August 21, 2007 > Opera comes to Fremont
Opera comes to Fremont
By Janet Grant
1940s radio star Ed Gardner once said, "Opera is when a guy gets stabbed and instead of bleeding, he sings." Gardner might have been partially correct in his description but with its debut in the Tri-City area, our very own Fremont Opera promises to be all that and more.
Fremont can now boast that it has joined big-league cities who host both an acclaimed symphony as well as a full-scale opera company. And with the Fremont Opera's inaugural season, Ohlone College's Smith Center will positively resonate on opening night August 24, with the strains of Giacomo Puccini's La Boheme. Backed by the Fremont Symphony, The Oakland Symphony Chorus, The Cantabile Youth Singers, and an exceptional young cast of performers, it promises to be an evening to remember.
Fremont Opera's Co-founder and Artistic Director, David Sloss is no stranger to the Fremont performing arts scene. Since 1980, he has been Music Director and Maestro of the Fremont Symphony. Sloss has also been associated with Palo Alto's West Bay Opera since 1981, conducting over twenty productions for them including such operas as La Boheme, The Marriage of Figaro, The Barber of Seville, The Magic Flute, and Carmen.
Fremont Opera Co-Founder and General Manager, Barbara Sloss has also been with the West Bay Opera for over twenty-five years serving as a Casting Coordinator and appearing as a singer in various roles. With an extensive background in Finance she provides a vital dual role in both artistic and management areas for the new opera company.
Rounding out the artistic team is Stage Director Jonathon Field. Mr. Field has directed over ninety productions throughout the US for such diverse companies as Lyric Opera of Chicago, Lyric Opera Cleveland, Opera Omaha, Seattle Opera, and Arizona Opera, where he was hailed as their "most perceptive stage director." A renowned innovator, Field introduced computer-generated scenery to an opera production of Candide and use of video-projected scenery to the opera scene. Mr. Field brings his unique talent and vast experience to the Fremont Opera.
The goal of Fremont Opera is to offer Fremont and neighboring communities the best regional and national young performers; to create a compelling experience with a great art form. David and Barbara Sloss believe Fremont Opera can make a significant contribution to the local fine arts community. David comments that it was just a matter of finding a way to do it and pieces of the puzzle fell right in place in Fremont. "We have long established roots here, especially with the many years with the symphony. We have a wonderful orchestra available, a fine theatre with an orchestra pit and excellent stage facilities.

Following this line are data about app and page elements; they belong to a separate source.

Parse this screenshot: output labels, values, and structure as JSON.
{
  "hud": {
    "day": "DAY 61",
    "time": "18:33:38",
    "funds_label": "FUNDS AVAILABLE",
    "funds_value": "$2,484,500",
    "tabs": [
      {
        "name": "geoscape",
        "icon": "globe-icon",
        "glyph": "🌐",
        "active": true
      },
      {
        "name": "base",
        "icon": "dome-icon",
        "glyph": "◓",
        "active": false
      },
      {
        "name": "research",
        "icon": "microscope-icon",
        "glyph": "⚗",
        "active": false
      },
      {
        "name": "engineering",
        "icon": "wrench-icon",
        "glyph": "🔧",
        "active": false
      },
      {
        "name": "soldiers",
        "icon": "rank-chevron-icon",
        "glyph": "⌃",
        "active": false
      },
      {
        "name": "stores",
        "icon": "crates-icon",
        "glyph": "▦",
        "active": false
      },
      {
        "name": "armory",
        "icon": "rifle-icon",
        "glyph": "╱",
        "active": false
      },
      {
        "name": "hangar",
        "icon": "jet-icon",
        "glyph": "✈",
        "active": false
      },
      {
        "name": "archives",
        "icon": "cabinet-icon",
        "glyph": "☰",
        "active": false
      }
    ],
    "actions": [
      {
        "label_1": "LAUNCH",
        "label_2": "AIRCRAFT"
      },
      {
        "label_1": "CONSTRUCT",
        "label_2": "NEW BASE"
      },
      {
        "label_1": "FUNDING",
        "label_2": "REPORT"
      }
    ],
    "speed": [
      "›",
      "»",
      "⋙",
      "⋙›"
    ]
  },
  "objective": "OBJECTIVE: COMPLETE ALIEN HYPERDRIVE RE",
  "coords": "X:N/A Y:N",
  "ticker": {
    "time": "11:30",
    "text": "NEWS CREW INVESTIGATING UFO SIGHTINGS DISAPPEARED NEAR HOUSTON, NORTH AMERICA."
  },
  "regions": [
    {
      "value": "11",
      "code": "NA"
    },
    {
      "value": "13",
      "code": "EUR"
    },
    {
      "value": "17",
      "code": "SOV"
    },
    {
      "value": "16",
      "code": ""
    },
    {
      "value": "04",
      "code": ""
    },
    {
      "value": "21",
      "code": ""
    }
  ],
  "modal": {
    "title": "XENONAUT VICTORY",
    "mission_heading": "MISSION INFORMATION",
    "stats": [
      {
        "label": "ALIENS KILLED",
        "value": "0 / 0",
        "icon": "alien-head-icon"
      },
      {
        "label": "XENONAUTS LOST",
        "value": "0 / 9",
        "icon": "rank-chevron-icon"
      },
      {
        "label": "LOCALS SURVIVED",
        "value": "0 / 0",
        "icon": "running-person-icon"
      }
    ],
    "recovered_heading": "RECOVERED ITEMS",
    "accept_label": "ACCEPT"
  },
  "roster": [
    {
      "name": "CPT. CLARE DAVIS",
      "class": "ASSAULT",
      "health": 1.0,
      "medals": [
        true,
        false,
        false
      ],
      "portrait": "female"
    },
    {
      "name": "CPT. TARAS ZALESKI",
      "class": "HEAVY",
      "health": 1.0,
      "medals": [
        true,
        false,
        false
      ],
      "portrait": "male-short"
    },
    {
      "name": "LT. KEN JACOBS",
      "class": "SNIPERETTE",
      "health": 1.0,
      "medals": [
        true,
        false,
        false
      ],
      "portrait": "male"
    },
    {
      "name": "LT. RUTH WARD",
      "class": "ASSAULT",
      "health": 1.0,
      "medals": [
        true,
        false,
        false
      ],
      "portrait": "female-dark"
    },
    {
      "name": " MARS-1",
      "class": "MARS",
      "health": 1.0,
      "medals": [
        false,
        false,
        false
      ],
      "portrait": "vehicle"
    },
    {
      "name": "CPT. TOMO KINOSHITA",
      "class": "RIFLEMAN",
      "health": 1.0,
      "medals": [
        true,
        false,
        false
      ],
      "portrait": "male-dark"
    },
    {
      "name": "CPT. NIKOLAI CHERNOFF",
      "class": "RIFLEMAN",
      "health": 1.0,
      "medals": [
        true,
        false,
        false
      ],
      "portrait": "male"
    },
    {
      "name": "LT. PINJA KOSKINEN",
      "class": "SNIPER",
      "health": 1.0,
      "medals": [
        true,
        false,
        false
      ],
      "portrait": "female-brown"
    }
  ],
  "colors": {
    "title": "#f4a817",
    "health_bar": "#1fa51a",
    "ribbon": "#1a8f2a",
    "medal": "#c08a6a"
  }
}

We have a potential audience too. We have a population of about 400,000 people if you count the adjacent towns and there is no full-scale opera around this area. All of those things just fit together and it seemed like the natural thing to do."
Mr. Sloss is optimistic that this area will provide an audience for the opera. He cites sellout performances to the Nutcracker Suite every year, a large population and an established audience for the Fremont Symphony. "There's got to be an audience here. Opera is growing nationwide with, I think, 30 opera companies in the Bay Area right now. Between 1986 -2002, opera attendance grew 46 percent throughout the nation. It's the fastest growing of the performing arts so we think there is a real future for it here."
To promote opera education and to make it accessible to the public, Fremont Opera hopes to implement a series of events throughout the year. These will include an annual primary performance schedule, smaller chamber events, lectures, recitals, and outreach efforts to the community.
By selecting La Boheme as their premiere production, Fremont Opera is bringing one of the worlds most popular and most often performed operas to the Smith Center stage. The opera, with music by Puccini, is based on Henri Muerger's Scenes de la Vie de Boheme, a collection of stories about life on the Left Bank of Paris. The plot of La Boheme centers on a community of artists in Paris, particularly the romantic relationship of poet Rodolfo and the consumptive seamstress Mimi - a relationship which ultimately ends in tragedy.
Fremont Opera promises a dazzling visual and audio feast, as over 130 performers fill the stage. This production is a semi-staged version, in which principal singers will have staged movement and action. This allows a full orchestra and chorus to share the stage for a spectacular production. Fremont Opera's La Boheme promises a bounty of action in which the audience will be fully engaged in the intensely dramatic and intimate presentation. Though sung in Italian, performances will have a continuous and immediate projection of an English translation, allowing neophytes to understand of the script.
Puccini once said about opera, "Massenet feels it as a Frenchman, with powder and minuets. I shall feel it as an Italian, with desperate passion." Fremont Opera plans to instill its audiences with a bit of that desperate passion, claiming its place as a mainstay of the Bay Area fine arts community.
For more information or tickets, please visit firstname.lastname@example.org or www.fremontopera.org.
Friday, August 24
Sunday, August 26
Ohlone College Smith Center for Performing Arts
43600 Mission Blvd., Fremont
Admission: $48 (first 5 rows) and $44